Problem Set THREE

Due Monday, February 10, 2003, at beginning of class.

Late penalty: 5 points if turned in by 5 p.m., 2/11. 10 points if turned
in by 5 p.m., 2/12. Not accepted after 5 p.m., 2/12.

Answer Key

Calculate a surface density (kg m^{2}) profile for the
solar system in the form of a simple bar graph. Your yaxis will be surface
density, the xaxis will be AU. Compute one data point (i.e., bar
on your bar graph) for each planet. To do this, use the estimated
nebular masses thought necessary to form each planet and a surface
area for each planet corresponding to an annulus in the ecliptic plane
from which it might have collected its material when it formed (e.g.,
for Jupiter, you might assume an annulus with an inner distance of 4 AU
and an outer distance of 6 AU). Comment on any general features/trends
of your graph and on any deviations from the general features that you
think demand an explanation.

Show that most of the angular momentum in the planets is associated with
Jupiter? Show that most of the angular momentum in the solar system is
contained in Jupiter, not the Sun. [Click here,
for some hints on how to proceed.]

What is the gas retention age of a meteorite containing 8.72 gm
^{40}K
and 91.28 gm ^{40}Ar? You should assume that the meteorite
formed without any trapped gasses and that the only decay process possible
for ^{40}K is decay to ^{40}Ar. You will need to use the
halflife to find the decay constant (lambda) for the decay of ^{40}K
to ^{40}Ar. You may find useful information on halflives, decay
rates and the mathematics of radioactive decay here.
To do this problem, you need to be able to work with natural logarithms.
If you need help with this, contact me or work with a classmate. (See also
p. 143144 for information on meteorites, meteorite ages, and gas retention
ages.)

What is the most distant known TNO (transNeptunian object)? What are the
biggest five known TNOs and what are their orbital semimajor axes?
[go to this link
to find information on the known TNOs and on how to determine their sizes.
The brightest objects are presumably the biggest. Note that smaller
values of the absolute visual magnitude H indicate brighter
objects than larger values of H and that brightness is equivalent
to size, i.e., smaller H corresponds to larger size. Use the semimajor
axis as the basis for determining "most distant.")

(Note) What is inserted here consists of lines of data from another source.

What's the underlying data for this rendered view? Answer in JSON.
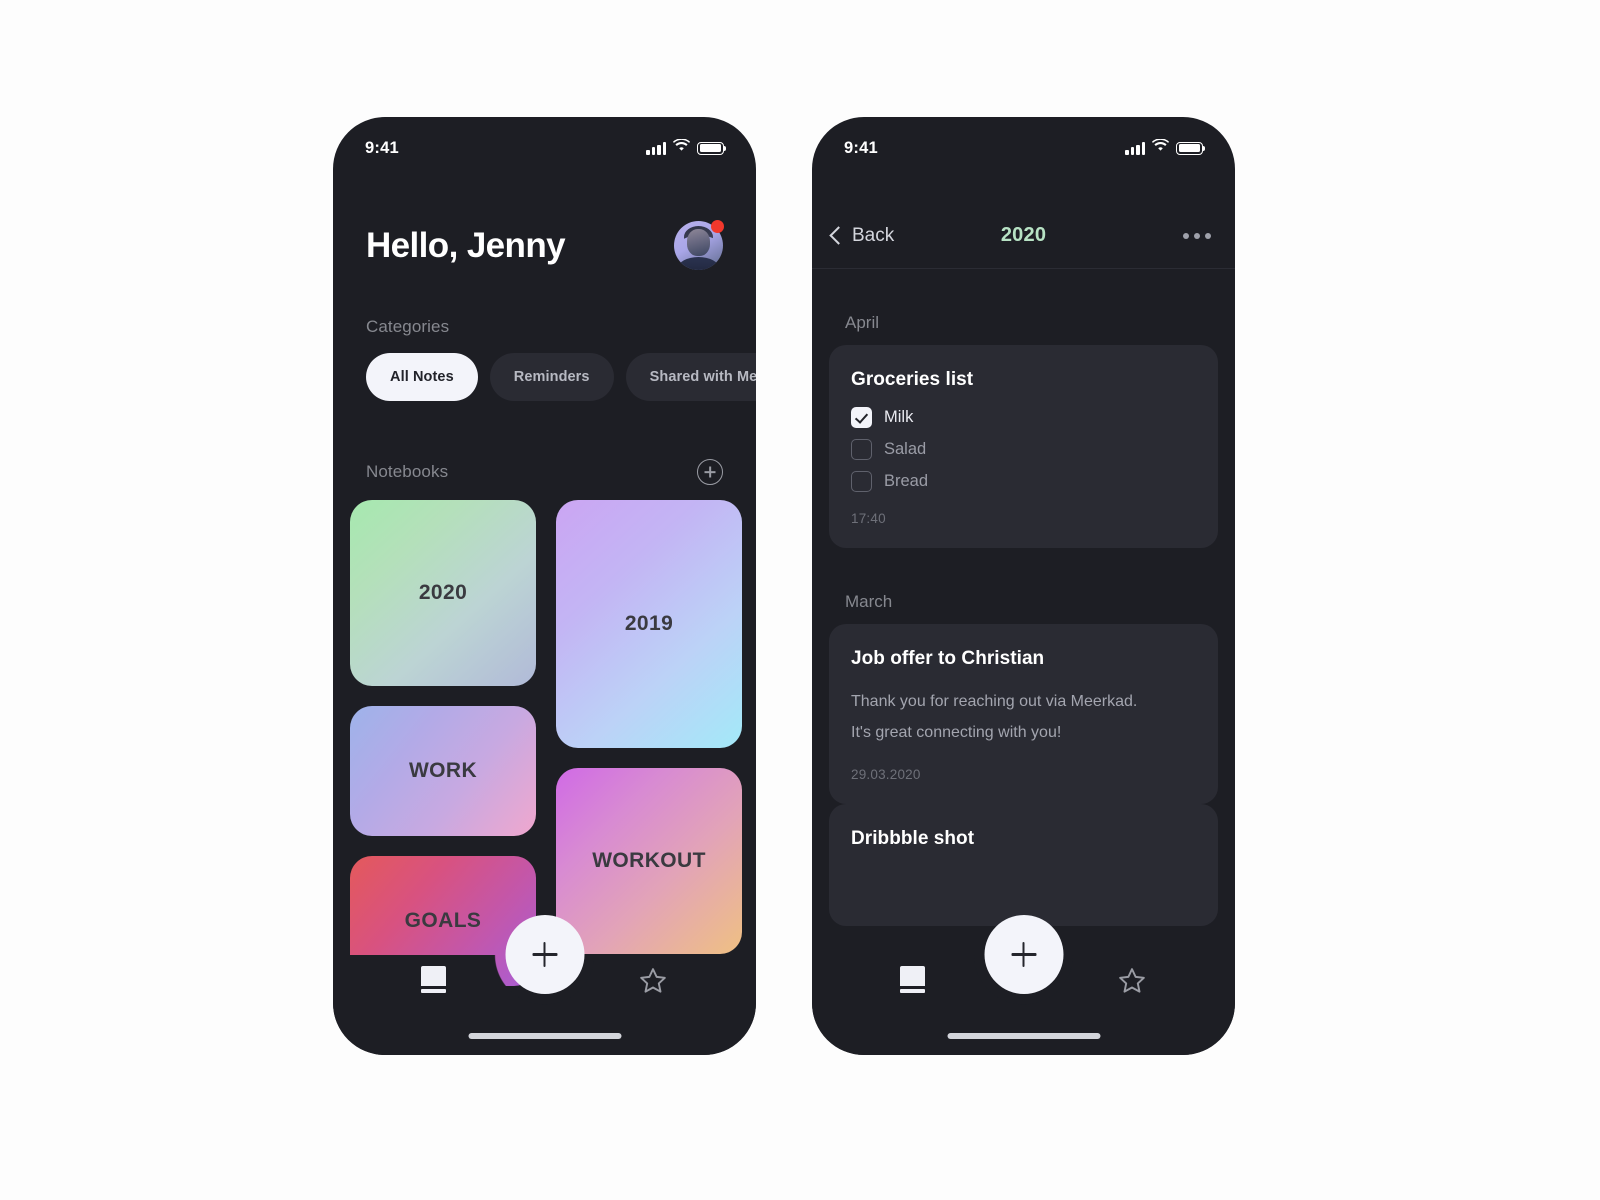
{
  "screens": {
    "home": {
      "status": {
        "time": "9:41",
        "signal_icon": "cellular-signal-icon",
        "wifi_icon": "wifi-icon",
        "battery_icon": "battery-icon"
      },
      "greeting": "Hello, Jenny",
      "avatar": {
        "name": "avatar",
        "badge": "notification-dot",
        "badge_color": "#f2382c"
      },
      "categories_label": "Categories",
      "pills": [
        {
          "label": "All Notes",
          "active": true
        },
        {
          "label": "Reminders",
          "active": false
        },
        {
          "label": "Shared with Me",
          "active": false
        }
      ],
      "notebooks_label": "Notebooks",
      "add_notebook_icon": "plus-circle-icon",
      "notebooks": [
        {
          "label": "2020",
          "gradient": "linear-gradient(135deg, #a4e8ae 0%, #b6dfc0 35%, #bdd2d8 70%, #b2bad6 100%)"
        },
        {
          "label": "2019",
          "gradient": "linear-gradient(135deg, #c9a7f2 0%, #c2b4f3 30%, #bdd0f6 60%, #a6e8f7 100%)"
        },
        {
          "label": "WORK",
          "gradient": "linear-gradient(128deg, #9fb2e8 0%, #b4a9e6 35%, #c9a9e0 65%, #efa8cf 100%)"
        },
        {
          "label": "WORKOUT",
          "gradient": "linear-gradient(135deg, #d濃 0%, #d濃 100%)"
        },
        {
          "label": "GOALS",
          "gradient": "linear-gradient(130deg, #e45a5a 0%, #d9527f 35%, #c358ab 70%, #a95fd4 100%)"
        }
      ],
      "tabbar": {
        "book_icon": "notebook-icon",
        "star_icon": "star-icon",
        "fab_icon": "plus-icon"
      }
    },
    "detail": {
      "status": {
        "time": "9:41",
        "signal_icon": "cellular-signal-icon",
        "wifi_icon": "wifi-icon",
        "battery_icon": "battery-icon"
      },
      "back_label": "Back",
      "back_icon": "chevron-left-icon",
      "title": "2020",
      "title_color": "#b7e2c4",
      "more_icon": "more-options-icon",
      "sections": [
        {
          "month": "April",
          "notes": [
            {
              "type": "checklist",
              "title": "Groceries list",
              "items": [
                {
                  "label": "Milk",
                  "checked": true
                },
                {
                  "label": "Salad",
                  "checked": false
                },
                {
                  "label": "Bread",
                  "checked": false
                }
              ],
              "time": "17:40"
            }
          ]
        },
        {
          "month": "March",
          "notes": [
            {
              "type": "text",
              "title": "Job offer to Christian",
              "body_line1": "Thank you for reaching out via Meerkad.",
              "body_line2": "It's great connecting with you!",
              "time": "29.03.2020"
            },
            {
              "type": "text",
              "title": "Dribbble shot",
              "body_line1": "",
              "body_line2": "",
              "time": ""
            }
          ]
        }
      ],
      "tabbar": {
        "book_icon": "notebook-icon",
        "star_icon": "star-icon",
        "fab_icon": "plus-icon"
      }
    }
  },
  "notebook_gradients": {
    "n2020": "linear-gradient(138deg, #a6e9af 0%, #b4e0ba 28%, #bcd4d4 62%, #b1bad8 100%)",
    "n2019": "linear-gradient(138deg, #cba5f3 0%, #c3b5f4 32%, #bcd2f7 66%, #a3e9f8 100%)",
    "work": "linear-gradient(128deg, #9eb3ea 0%, #b3aae7 32%, #c8a9e1 62%, #f0a7ce 100%)",
    "workout": "linear-gradient(136deg, #d濃0 0%, #d濃0 100%)",
    "goals": "linear-gradient(130deg, #e4595b 0%, #d85280 34%, #c257ac 68%, #a85ed6 100%)"
  }
}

How many TNOs have orbital periods within 1/2 of one percent that of Pluto?

Estimate the lifetime for a star that is 10,000 times more luminous and
20 times more massive than the Sun. [see here
for some hints]